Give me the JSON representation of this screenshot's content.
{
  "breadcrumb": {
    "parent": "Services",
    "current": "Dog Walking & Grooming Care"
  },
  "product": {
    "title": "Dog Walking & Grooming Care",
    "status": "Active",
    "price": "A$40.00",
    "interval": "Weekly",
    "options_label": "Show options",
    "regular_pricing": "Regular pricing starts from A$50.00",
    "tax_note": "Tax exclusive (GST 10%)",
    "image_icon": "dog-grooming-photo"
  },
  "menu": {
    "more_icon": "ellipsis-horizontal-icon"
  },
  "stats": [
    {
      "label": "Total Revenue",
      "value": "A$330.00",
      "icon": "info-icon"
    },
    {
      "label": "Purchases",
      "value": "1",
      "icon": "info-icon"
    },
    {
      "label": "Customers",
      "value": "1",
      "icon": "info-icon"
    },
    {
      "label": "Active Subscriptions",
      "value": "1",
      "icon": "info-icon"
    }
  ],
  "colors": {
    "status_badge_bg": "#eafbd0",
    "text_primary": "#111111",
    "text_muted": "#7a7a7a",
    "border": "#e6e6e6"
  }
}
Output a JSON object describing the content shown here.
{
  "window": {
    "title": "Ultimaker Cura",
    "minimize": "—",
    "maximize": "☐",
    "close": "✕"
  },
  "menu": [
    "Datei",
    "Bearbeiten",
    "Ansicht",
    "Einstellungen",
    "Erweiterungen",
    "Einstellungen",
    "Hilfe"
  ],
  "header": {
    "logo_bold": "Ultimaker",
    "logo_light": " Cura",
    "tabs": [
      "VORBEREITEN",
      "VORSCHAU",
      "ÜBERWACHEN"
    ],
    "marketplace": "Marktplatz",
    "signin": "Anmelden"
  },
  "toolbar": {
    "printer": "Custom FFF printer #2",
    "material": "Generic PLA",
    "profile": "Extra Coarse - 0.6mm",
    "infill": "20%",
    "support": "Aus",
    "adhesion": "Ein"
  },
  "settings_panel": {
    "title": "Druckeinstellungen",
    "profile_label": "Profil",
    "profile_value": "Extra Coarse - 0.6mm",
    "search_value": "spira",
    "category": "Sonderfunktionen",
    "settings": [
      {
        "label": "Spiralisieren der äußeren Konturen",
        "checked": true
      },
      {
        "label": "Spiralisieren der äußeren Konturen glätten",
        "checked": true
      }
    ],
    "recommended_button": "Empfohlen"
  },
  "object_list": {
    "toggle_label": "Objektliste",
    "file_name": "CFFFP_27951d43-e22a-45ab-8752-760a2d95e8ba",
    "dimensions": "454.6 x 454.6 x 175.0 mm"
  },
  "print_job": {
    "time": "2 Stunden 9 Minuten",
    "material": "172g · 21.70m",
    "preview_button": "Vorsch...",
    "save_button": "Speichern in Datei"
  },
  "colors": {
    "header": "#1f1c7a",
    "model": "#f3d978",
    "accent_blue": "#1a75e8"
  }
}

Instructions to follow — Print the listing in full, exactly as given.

Response area —
Give me the JSON representation of this screenshot's content.
{
  "breadcrumb": {
    "parent": "Services",
    "current": "Dog Walking & Grooming Care"
  },
  "product": {
    "title": "Dog Walking & Grooming Care",
    "status": "Active",
    "price": "A$40.00",
    "interval": "Weekly",
    "options_label": "Show options",
    "regular_pricing": "Regular pricing starts from A$50.00",
    "tax_note": "Tax exclusive (GST 10%)",
    "image_icon": "dog-grooming-photo"
  },
  "menu": {
    "more_icon": "ellipsis-horizontal-icon"
  },
  "stats": [
    {
      "label": "Total Revenue",
      "value": "A$330.00",
      "icon": "info-icon"
    },
    {
      "label": "Purchases",
      "value": "1",
      "icon": "info-icon"
    },
    {
      "label": "Customers",
      "value": "1",
      "icon": "info-icon"
    },
    {
      "label": "Active Subscriptions",
      "value": "1",
      "icon": "info-icon"
    }
  ],
  "colors": {
    "status_badge_bg": "#eafbd0",
    "text_primary": "#111111",
    "text_muted": "#7a7a7a",
    "border": "#e6e6e6"
  }
}
Output a JSON object describing the content shown here.
{
  "window": {
    "title": "Ultimaker Cura",
    "minimize": "—",
    "maximize": "☐",
    "close": "✕"
  },
  "menu": [
    "Datei",
    "Bearbeiten",
    "Ansicht",
    "Einstellungen",
    "Erweiterungen",
    "Einstellungen",
    "Hilfe"
  ],
  "header": {
    "logo_bold": "Ultimaker",
    "logo_light": " Cura",
    "tabs": [
      "VORBEREITEN",
      "VORSCHAU",
      "ÜBERWACHEN"
    ],
    "marketplace": "Marktplatz",
    "signin": "Anmelden"
  },
  "toolbar": {
    "printer": "Custom FFF printer #2",
    "material": "Generic PLA",
    "profile": "Extra Coarse - 0.6mm",
    "infill": "20%",
    "support": "Aus",
    "adhesion": "Ein"
  },
  "settings_panel": {
    "title": "Druckeinstellungen",
    "profile_label": "Profil",
    "profile_value": "Extra Coarse - 0.6mm",
    "search_value": "spira",
    "category": "Sonderfunktionen",
    "settings": [
      {
        "label": "Spiralisieren der äußeren Konturen",
        "checked": true
      },
      {
        "label": "Spiralisieren der äußeren Konturen glätten",
        "checked": true
      }
    ],
    "recommended_button": "Empfohlen"
  },
  "object_list": {
    "toggle_label": "Objektliste",
    "file_name": "CFFFP_27951d43-e22a-45ab-8752-760a2d95e8ba",
    "dimensions": "454.6 x 454.6 x 175.0 mm"
  },
  "print_job": {
    "time": "2 Stunden 9 Minuten",
    "material": "172g · 21.70m",
    "preview_button": "Vorsch...",
    "save_button": "Speichern in Datei"
  },
  "colors": {
    "header": "#1f1c7a",
    "model": "#f3d978",
    "accent_blue": "#1a75e8"
  }
}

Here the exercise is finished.